EXERCISE. Scan the records for the string "highlight"; copy each line where it occurs.

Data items
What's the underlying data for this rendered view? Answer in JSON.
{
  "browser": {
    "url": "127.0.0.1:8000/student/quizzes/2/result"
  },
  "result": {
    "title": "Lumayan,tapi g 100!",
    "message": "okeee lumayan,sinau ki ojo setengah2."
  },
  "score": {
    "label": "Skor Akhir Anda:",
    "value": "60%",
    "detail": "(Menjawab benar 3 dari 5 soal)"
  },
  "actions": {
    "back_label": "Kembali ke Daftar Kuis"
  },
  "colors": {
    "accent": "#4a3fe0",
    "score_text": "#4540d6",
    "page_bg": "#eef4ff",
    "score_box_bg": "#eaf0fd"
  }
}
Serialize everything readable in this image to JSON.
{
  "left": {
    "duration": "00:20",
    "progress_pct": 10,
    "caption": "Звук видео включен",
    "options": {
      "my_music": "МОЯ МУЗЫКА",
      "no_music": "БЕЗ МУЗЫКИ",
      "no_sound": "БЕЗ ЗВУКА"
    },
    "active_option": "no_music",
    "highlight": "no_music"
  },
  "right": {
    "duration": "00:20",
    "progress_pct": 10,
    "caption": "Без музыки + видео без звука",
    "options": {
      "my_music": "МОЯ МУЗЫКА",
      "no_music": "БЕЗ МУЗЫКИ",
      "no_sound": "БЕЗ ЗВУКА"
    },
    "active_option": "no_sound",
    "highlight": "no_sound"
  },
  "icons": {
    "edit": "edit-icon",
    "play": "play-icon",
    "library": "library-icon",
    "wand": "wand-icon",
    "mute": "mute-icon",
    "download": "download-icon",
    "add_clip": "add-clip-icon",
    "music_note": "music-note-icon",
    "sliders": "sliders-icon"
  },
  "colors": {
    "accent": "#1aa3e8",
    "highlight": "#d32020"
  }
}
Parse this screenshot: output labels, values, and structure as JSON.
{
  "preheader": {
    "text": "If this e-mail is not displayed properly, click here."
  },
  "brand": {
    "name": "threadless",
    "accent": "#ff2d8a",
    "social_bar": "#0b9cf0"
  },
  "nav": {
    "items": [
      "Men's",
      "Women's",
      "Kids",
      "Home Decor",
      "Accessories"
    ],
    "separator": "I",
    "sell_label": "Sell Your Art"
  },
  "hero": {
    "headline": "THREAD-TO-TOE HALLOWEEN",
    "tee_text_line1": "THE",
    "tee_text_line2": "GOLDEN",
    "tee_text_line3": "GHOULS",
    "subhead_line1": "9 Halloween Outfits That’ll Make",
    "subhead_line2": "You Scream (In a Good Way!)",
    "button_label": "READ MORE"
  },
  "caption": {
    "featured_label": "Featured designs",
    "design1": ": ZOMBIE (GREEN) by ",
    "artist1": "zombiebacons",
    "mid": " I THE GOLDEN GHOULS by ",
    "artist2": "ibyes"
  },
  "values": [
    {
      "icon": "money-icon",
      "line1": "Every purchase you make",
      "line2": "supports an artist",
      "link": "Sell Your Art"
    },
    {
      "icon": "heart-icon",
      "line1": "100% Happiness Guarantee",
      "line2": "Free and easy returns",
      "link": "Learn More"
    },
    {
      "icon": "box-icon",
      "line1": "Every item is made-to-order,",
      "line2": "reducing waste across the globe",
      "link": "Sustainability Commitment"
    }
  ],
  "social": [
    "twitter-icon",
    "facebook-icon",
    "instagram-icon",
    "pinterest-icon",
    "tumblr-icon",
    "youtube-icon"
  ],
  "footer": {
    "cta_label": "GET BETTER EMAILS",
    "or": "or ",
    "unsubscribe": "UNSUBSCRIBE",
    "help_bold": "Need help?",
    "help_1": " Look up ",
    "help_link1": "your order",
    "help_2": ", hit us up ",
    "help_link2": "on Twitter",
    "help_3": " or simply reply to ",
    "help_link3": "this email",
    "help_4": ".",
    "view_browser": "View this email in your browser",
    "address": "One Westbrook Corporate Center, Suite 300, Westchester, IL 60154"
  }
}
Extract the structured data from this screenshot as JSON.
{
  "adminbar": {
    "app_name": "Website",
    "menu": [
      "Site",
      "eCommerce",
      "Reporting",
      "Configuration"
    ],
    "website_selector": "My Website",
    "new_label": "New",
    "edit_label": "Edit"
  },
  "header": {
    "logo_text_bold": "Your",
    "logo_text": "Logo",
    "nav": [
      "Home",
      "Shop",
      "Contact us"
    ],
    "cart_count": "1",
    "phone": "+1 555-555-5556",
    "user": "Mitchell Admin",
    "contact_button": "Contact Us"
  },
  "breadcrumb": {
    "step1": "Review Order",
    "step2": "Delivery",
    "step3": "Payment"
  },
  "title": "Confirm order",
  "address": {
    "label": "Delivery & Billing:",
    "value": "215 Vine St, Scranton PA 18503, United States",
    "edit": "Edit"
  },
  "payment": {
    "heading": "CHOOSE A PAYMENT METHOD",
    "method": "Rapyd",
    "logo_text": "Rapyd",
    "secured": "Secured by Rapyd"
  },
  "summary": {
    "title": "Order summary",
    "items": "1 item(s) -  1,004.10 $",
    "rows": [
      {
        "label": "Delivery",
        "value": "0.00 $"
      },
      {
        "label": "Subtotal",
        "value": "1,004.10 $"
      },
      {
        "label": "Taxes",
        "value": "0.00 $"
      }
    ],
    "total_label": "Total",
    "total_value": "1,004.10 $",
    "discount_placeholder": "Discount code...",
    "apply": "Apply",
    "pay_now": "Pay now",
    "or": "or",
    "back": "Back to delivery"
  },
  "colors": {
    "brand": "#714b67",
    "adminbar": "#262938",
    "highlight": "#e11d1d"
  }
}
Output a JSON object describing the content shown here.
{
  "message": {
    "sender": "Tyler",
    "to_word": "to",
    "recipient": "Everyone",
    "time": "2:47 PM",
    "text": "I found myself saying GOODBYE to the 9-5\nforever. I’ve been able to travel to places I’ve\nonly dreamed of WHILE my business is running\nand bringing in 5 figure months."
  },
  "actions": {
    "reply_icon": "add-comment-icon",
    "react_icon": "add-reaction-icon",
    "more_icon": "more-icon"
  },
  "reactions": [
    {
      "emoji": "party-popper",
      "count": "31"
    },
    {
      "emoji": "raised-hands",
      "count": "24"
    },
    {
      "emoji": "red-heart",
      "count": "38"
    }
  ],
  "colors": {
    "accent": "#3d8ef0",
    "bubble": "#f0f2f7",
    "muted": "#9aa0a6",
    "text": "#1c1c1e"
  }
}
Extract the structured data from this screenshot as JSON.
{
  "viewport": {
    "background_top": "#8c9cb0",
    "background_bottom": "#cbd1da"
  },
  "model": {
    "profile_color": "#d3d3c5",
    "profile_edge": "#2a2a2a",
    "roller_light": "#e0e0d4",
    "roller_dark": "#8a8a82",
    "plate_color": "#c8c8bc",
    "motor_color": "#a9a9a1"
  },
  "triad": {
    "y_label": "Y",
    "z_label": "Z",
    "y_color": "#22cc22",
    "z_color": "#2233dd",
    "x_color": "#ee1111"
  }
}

PROBLEM SOLUTION.
    "highlight": "no_music"
    "highlight": "no_sound"
    "highlight": "#d32020"
    "highlight": "#e11d1d"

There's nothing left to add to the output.